In the material below, find every line containing the string "sujet" and return it.

MATERIAL PROVIDED
● ● ●

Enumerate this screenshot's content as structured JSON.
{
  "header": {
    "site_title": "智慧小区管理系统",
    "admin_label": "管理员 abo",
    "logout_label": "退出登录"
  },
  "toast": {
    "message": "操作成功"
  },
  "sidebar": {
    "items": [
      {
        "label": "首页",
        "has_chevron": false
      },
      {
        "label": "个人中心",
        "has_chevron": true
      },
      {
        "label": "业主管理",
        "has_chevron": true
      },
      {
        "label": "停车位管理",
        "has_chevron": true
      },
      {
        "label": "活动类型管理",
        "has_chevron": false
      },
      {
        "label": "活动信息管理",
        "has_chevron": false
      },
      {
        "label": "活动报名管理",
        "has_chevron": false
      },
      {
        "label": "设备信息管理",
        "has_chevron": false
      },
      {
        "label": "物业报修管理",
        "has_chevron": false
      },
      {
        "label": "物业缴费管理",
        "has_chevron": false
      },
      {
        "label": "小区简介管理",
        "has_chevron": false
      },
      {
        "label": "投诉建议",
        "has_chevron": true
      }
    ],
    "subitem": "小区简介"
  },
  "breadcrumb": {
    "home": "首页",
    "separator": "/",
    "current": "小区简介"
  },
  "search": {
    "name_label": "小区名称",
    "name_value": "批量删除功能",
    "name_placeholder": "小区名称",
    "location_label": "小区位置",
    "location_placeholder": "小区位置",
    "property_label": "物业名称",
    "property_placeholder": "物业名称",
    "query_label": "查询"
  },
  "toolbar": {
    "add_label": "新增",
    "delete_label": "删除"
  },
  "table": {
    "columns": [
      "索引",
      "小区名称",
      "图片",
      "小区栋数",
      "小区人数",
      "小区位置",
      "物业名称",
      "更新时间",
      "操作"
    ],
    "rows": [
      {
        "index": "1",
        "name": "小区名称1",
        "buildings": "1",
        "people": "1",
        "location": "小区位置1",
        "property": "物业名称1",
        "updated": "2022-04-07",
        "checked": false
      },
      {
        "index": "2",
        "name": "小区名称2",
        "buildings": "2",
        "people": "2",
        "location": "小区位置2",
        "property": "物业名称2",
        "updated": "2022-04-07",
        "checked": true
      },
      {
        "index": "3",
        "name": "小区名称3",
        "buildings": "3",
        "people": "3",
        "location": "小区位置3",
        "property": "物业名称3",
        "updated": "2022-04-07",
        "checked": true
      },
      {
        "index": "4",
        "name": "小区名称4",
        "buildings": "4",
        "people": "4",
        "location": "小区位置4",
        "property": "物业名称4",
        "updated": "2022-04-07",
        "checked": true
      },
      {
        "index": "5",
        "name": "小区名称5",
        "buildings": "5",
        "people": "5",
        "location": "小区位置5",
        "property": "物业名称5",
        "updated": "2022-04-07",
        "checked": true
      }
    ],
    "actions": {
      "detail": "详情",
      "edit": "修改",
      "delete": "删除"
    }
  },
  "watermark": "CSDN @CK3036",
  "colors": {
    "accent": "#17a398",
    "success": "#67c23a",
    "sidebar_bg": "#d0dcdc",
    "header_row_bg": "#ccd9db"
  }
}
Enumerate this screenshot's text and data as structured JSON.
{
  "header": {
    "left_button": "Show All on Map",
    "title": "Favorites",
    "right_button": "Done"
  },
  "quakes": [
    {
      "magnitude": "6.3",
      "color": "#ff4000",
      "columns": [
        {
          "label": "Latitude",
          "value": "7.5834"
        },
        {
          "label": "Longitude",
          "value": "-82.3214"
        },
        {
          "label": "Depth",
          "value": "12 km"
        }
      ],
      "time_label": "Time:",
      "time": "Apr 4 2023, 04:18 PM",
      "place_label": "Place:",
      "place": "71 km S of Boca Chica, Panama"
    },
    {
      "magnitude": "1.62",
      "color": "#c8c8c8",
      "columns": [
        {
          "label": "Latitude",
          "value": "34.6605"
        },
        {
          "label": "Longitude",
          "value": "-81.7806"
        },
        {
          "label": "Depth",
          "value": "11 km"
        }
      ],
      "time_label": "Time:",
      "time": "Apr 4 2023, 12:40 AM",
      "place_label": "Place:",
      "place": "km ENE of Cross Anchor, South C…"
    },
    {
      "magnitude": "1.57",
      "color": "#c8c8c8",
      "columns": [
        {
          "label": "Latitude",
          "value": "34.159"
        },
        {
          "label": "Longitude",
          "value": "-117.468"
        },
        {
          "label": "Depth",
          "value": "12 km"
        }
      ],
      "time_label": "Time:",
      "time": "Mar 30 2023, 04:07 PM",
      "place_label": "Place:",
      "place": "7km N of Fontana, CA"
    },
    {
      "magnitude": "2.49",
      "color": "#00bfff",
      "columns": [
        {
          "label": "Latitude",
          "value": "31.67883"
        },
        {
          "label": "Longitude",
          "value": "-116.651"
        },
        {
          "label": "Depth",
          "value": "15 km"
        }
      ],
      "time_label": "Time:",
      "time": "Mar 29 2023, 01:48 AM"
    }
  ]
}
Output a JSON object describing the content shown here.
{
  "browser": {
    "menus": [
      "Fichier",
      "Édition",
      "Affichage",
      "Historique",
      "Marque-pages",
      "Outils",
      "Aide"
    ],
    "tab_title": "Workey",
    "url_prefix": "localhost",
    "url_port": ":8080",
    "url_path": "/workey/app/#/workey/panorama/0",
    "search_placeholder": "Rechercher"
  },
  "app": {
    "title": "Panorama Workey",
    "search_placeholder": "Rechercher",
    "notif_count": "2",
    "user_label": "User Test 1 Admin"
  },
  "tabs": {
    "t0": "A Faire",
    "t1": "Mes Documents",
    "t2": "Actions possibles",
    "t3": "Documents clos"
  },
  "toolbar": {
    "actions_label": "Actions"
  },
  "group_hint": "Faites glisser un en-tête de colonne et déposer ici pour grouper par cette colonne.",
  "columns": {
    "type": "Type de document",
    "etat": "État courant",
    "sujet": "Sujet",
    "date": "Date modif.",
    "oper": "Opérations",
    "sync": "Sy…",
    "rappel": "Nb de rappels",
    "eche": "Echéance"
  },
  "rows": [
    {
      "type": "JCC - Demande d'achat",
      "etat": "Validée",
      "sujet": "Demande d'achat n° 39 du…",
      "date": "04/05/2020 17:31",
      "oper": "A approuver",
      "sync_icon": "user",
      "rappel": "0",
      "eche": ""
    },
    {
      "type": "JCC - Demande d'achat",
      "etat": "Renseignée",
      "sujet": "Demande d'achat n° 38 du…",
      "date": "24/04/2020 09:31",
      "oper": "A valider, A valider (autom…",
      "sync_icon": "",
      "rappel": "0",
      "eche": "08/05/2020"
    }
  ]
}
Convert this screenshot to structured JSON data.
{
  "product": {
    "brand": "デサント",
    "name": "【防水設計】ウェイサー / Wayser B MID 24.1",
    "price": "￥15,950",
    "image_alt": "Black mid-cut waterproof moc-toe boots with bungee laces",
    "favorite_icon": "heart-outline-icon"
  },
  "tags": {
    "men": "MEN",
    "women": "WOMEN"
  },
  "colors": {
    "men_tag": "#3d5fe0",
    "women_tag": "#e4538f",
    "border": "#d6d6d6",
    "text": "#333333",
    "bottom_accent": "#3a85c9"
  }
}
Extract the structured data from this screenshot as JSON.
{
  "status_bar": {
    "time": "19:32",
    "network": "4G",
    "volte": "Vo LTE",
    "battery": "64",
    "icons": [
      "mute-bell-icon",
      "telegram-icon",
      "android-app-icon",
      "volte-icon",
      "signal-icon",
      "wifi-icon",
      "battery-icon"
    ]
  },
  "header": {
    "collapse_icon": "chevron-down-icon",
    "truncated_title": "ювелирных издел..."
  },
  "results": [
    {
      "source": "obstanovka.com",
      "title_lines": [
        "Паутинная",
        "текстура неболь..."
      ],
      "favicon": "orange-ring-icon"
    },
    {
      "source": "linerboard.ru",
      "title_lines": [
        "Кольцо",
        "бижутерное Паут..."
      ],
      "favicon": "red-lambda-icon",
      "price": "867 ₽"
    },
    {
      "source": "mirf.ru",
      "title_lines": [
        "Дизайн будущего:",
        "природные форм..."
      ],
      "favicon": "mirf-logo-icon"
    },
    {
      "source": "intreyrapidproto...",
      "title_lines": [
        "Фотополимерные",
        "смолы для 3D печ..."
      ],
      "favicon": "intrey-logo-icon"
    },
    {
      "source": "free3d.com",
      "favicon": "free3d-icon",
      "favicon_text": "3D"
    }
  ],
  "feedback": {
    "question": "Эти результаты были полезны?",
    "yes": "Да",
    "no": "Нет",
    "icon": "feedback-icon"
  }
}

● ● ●

SOLUTION
    "sujet": "Sujet",
      "sujet": "Demande d'achat n° 39 du…",
      "sujet": "Demande d'achat n° 38 du…",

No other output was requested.